Fortunately, the Ministry of Health recently approved the National Family Planning Policy to provide a framework and guidance for the development and delivery of family planning services that Mukaire hopes will lead to greater and more equitable access of services and improved quality and responsiveness to the family planning needs of all clients. “While the policy does not commit to full-fledged family planning advocacy and service goals, this is the first step to encouraging the political environment to recognize family planning as one of the major strategies in reducing a high maternal mortality rate,” explains Mukaire. She also believes family planning education and services are activities trusted social service delivery systems like faith-based organizations should scale up. Research shows that a child born three to five years after the birth of a sibling is about two and one-half times more likely to survive than children born closer together.
To help families achieve healthy birth spacing, alongside public sector efforts, CHAS member organizations provide oral contraceptives, condoms, and injectable contraception. According to Mukaire, IUDs (intrauterine devices), Norplant hormonal implants, and permanent surgical family planning methods are not yet available in South Sudan.

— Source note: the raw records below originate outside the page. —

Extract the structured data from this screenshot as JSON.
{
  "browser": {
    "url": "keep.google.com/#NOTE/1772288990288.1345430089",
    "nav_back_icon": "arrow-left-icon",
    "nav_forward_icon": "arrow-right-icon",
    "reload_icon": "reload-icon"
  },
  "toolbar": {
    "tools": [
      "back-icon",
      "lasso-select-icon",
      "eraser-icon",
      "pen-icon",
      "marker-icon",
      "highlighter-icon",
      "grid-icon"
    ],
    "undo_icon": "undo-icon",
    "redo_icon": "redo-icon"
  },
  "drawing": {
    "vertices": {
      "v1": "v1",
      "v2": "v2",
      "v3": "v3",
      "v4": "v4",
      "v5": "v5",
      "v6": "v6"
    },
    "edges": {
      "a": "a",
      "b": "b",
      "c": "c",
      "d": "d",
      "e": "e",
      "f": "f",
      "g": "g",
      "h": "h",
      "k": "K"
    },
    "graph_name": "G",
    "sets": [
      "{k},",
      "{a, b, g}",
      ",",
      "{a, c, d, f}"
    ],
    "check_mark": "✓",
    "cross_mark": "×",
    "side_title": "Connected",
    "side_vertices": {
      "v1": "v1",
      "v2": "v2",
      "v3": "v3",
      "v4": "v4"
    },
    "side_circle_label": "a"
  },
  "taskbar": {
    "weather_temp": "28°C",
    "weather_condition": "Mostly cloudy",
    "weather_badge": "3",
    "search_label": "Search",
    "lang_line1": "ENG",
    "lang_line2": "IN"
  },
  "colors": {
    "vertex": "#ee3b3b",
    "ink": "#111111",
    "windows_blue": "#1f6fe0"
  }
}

While steps are being made to address the high maternal mortality rate, women will continue to die far too young in South Sudan if public health strategies fail to reach youth before they become sexually active, and policies fail to address the family planning needs of communities. Bringing together the government with the private sector and the powerful reach of the faith community in South Sudan can go a long way toward saving the lives of thousands of women and girls.